Infosys bringing 2000 jobs to RTP, NC
One of the reasons North Carolina was able to convince information technology company Infosys to expand in Raleigh — besides $25 million in incentives — was access to the state’s vibrant universities.
Now, less than a year after opening its office in Wake County, Infosys is already striking a partnership with North Carolina State University.
N.C. State and Infosys began a three-year collaboration this year to train some of its newest hires in the applications of data science, a field that N.C. State has made a name for itself nationally. The goal is to get new hires up to speed on the tech training they will need to work for Infosys, which helps build information and technology systems for companies around the world.
Infosys, a global technology consulting firm based in India, is currently ramping up its headcount in the area as part of its agreement with the state. It plans to hire 2,000 people in Wake County over the next five years.
The company is still in the early days of establishing its presence in Raleigh, and so far it has hired 770 people since the innovation hub opened, said Deverre Lierman, head of the U.S. Southeast region and the Raleigh Innovation Hub for Infosys. Though Lierman noted not all of those employees are based at the hub — some are based at clients’ offices where they are working on projects.
Partnering with the university to train its employees is critical in today’s job market, she said, adding that the company is aggressively recruiting from college campuses right now. Infosys hired more than 1,200 campus recruits over the past year and expects to double that number this year, she said.
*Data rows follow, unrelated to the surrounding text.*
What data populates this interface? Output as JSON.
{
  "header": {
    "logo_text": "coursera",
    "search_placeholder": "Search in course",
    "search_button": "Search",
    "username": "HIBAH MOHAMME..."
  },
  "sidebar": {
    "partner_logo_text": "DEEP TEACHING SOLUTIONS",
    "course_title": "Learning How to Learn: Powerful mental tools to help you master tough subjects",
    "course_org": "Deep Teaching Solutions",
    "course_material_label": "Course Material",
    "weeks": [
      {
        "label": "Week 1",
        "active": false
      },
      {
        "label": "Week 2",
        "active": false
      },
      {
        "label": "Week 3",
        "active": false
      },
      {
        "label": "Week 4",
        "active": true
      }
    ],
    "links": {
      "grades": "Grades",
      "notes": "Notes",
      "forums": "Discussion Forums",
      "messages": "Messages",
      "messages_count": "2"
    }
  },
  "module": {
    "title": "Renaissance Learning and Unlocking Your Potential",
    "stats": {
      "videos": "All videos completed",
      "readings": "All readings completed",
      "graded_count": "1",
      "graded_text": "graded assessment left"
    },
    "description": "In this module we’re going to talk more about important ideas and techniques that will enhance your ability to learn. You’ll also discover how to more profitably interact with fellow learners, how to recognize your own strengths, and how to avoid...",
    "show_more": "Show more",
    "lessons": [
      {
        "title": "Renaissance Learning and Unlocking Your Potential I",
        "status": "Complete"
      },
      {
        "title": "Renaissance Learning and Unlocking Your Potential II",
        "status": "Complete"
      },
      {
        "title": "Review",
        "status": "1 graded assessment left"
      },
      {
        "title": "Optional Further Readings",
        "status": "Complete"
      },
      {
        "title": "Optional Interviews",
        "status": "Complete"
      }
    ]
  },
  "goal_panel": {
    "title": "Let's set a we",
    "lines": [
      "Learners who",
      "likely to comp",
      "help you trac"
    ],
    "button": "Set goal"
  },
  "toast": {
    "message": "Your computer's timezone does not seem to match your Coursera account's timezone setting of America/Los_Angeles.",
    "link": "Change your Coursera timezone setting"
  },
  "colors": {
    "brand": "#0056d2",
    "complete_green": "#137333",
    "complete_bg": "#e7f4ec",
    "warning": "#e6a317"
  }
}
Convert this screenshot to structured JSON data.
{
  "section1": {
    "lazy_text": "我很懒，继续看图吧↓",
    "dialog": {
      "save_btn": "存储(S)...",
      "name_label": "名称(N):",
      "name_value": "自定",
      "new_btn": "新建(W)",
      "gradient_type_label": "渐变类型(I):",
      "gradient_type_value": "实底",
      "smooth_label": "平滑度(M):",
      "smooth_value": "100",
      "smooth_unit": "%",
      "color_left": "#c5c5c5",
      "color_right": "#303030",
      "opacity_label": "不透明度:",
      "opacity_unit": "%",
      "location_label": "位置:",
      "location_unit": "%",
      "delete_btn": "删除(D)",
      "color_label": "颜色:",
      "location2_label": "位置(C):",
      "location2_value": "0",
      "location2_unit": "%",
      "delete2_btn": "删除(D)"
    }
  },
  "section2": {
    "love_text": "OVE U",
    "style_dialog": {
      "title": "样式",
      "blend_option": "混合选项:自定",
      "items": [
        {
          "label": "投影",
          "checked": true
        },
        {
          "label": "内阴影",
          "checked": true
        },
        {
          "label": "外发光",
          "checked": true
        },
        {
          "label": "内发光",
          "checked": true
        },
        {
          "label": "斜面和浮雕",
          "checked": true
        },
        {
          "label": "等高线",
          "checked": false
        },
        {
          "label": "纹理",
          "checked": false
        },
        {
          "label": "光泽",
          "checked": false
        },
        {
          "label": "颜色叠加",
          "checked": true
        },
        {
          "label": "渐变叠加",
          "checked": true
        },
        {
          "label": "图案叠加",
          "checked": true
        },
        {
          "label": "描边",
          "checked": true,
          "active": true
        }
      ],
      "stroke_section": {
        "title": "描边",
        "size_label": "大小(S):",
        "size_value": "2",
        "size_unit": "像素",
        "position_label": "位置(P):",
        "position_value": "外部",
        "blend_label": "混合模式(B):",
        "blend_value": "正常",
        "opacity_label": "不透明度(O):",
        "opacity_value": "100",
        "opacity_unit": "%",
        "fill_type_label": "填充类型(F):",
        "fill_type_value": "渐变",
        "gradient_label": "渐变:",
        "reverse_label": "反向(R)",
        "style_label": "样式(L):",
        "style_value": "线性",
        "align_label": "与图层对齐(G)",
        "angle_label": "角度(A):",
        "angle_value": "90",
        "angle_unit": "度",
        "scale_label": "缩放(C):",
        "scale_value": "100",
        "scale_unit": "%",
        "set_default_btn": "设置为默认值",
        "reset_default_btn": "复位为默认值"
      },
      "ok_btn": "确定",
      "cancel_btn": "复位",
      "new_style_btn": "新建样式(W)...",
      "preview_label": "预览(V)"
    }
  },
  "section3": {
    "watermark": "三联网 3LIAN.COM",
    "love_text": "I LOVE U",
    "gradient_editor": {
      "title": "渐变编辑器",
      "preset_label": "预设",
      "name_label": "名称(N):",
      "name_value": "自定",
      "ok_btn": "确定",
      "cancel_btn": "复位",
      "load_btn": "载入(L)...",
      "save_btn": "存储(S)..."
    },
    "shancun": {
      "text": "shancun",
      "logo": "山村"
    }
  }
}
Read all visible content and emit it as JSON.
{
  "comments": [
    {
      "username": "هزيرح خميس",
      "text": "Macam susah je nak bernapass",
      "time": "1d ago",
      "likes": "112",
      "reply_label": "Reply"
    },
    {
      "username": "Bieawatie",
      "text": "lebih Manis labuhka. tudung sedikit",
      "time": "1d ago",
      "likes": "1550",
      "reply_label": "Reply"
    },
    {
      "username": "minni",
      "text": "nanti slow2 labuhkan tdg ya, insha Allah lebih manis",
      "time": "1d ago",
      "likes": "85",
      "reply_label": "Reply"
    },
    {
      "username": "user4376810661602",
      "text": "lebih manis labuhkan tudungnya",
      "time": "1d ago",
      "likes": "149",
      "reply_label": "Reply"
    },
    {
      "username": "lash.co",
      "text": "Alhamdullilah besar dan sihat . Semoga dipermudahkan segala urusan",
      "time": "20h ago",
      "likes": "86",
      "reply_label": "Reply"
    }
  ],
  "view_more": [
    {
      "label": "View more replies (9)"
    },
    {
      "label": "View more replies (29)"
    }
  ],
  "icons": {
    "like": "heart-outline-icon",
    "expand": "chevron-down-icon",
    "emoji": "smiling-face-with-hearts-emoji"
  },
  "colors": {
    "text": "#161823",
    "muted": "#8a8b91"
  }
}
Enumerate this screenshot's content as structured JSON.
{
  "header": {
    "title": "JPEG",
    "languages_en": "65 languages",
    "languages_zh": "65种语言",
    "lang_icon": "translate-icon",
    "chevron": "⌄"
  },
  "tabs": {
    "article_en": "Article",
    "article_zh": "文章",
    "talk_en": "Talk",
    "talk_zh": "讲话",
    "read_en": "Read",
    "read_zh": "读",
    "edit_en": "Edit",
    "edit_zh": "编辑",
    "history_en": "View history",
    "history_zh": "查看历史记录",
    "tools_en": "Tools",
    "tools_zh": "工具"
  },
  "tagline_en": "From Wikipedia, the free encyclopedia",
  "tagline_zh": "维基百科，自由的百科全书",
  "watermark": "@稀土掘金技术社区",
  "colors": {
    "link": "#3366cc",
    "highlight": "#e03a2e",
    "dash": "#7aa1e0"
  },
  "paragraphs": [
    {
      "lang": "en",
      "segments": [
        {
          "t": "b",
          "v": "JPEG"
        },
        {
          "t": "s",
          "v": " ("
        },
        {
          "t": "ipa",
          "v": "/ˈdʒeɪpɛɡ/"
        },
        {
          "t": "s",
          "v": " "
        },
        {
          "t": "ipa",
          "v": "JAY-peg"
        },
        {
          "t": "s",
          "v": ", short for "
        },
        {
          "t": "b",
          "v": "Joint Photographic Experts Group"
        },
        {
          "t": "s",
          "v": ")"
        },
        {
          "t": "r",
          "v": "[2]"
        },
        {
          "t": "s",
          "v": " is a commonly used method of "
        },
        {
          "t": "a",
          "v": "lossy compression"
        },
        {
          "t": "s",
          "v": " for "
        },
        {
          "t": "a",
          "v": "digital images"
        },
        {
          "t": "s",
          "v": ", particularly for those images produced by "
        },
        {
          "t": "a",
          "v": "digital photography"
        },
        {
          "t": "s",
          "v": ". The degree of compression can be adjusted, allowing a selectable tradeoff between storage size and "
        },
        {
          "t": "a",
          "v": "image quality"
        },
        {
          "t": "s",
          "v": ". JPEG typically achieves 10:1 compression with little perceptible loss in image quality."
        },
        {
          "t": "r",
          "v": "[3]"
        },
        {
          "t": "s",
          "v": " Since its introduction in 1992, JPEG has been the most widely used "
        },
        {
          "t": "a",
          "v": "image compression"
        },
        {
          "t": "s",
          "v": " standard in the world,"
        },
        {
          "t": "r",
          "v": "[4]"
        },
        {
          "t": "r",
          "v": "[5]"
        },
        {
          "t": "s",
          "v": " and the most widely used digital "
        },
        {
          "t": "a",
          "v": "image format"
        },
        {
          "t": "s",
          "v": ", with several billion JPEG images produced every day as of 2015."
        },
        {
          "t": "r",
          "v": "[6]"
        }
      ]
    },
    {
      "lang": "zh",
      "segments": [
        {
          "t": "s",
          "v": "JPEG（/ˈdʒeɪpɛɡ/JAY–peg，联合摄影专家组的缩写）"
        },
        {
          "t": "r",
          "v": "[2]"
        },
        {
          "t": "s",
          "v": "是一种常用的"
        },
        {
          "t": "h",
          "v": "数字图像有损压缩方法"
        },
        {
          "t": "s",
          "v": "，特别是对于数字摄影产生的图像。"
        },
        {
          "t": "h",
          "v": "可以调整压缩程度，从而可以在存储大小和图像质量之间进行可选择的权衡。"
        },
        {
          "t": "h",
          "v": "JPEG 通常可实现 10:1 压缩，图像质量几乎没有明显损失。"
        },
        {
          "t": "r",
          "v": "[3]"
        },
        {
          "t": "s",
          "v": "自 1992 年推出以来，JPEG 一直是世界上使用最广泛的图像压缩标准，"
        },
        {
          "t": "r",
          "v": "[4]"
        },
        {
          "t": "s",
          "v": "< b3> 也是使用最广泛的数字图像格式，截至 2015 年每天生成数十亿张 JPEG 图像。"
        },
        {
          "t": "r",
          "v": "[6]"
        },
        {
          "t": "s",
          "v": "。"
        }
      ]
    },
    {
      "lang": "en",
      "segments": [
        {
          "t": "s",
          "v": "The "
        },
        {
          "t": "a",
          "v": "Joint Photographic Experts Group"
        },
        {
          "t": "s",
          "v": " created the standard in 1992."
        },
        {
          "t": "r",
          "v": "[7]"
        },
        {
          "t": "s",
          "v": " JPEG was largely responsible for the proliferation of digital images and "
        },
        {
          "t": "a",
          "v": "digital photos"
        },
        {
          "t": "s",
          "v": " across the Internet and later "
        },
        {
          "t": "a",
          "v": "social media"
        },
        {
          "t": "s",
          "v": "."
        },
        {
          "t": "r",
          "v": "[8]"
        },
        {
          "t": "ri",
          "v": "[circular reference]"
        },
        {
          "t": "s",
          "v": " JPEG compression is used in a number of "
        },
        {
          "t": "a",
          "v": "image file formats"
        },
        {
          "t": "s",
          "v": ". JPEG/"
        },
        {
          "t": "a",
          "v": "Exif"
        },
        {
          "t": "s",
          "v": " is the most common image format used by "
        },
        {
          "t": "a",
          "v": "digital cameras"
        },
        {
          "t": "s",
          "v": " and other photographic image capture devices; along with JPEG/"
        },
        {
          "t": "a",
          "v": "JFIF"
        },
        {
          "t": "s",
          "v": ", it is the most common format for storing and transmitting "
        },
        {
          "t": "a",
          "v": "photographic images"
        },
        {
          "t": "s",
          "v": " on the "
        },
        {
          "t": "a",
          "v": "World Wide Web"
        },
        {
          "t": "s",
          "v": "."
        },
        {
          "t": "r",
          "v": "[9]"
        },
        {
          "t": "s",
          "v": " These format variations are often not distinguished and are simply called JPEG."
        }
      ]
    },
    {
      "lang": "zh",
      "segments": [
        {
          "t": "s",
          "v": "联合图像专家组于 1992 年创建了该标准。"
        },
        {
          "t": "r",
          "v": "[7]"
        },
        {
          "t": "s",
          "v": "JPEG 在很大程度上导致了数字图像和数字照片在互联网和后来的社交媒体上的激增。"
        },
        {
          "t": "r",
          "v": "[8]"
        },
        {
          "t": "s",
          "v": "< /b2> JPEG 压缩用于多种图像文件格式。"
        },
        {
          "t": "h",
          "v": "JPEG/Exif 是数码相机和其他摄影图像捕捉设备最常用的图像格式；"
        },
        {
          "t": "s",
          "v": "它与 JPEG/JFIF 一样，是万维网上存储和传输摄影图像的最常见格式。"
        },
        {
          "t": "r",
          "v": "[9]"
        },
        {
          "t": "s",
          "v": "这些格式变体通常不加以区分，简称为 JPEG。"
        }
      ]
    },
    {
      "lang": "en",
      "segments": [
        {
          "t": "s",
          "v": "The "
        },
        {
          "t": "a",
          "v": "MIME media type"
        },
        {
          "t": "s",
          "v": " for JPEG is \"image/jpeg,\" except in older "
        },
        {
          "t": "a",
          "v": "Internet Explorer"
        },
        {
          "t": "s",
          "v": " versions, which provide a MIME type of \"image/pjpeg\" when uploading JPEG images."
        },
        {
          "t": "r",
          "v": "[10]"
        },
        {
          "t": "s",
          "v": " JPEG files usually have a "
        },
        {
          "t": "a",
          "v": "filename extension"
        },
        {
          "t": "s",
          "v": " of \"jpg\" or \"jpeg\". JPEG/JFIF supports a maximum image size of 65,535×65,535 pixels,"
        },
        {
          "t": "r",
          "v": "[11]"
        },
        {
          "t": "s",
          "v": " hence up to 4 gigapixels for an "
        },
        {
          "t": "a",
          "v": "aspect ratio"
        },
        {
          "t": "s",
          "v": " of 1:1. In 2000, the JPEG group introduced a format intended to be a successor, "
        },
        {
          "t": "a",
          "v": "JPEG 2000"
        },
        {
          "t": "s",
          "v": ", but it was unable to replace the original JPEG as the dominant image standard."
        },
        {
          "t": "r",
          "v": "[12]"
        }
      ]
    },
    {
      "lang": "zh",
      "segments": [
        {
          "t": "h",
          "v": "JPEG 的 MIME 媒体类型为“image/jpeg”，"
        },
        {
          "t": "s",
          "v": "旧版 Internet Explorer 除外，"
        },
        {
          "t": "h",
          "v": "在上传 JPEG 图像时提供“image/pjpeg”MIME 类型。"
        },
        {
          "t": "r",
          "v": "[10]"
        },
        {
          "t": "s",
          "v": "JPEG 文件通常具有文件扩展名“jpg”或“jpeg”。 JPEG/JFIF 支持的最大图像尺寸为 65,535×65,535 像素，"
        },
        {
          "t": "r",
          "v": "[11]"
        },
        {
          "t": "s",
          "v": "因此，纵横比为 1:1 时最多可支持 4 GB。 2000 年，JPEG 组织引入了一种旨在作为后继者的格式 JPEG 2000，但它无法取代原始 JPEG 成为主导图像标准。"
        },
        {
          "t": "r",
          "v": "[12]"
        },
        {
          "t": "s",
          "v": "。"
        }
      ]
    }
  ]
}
“The war for talent is on, and Infosys believes the answer to that is to create that talent,” Lierman said. “We are looking, of course, at college graduates with computer science degrees, but there are simply not enough of those, so we are looking across all of STEM and even liberal arts majors, where there is interest in pursuing technology.
“We will take those hires and train them — so we are investing in the creation of that talent. It’s the only way we can get it done.”
And that is where N.C. State comes in.
The collaboration with N.C. State will draw university faculty together with Infosys employees to provide training in foundational data science skills such as statistics, data visualization, machine learning and programming in Python. At least 150 new employees are expected to take part in the training, though the company said it would be open to expanding the partnership if it is successful.
This isn’t the first time that N.C. State has contracted with a local corporation to provide training, said Daniel McGurrin, the director of N.C. State Executive Education, in an interview. He said in recent years the company has also worked with Cisco and MetLife, both companies with large presences in the Triangle, to train employees.
The training is not just a good thing for the companies, but also for the future earning potential of the workers that participate.
“There’s definitely the case that any kind of development program makes an employee more valuable,” said McGurrin, whose executive training program has been around since 2009. “The training is mostly about making Infosys stronger, but it will likely create some opportunities for companies to recruit away (new talent). We saw the same thing with Cisco. We have been working with them for five years, and one thing they work on internally is how do we retain these employees because they now have more attractive skills.”
McGurrin said the demand for N.C. State’s educational services, especially in the realms of data science, has increased in recent years, especially among small and mid-size companies. The companies pay NC State for the training but neither Infosys or State disclosed the terms of their deal. McGurrin said the goal is not for the university “to make a ton of money.”
The program costs a company around $20,000 per student — a fee that includes lodging, partial salary and benefits, a spokeswoman for the university said. Approximately 25 percent of the cost goes to N.C. State for the skills training.
Typically, the university has worked mainly with larger corporations, but it is currently working on an online training program that smaller companies can use to train employees, McGurrin said.
The program is also just another item that the state and Wake County can use to pitch to companies considering moving to the area.
“The Raleigh Chamber and Wake Tech were really effective at bringing Infosys to the area, and they also brought us into the conversation very early,” McGurring said. “We also partnered with them in the background on MetLife.”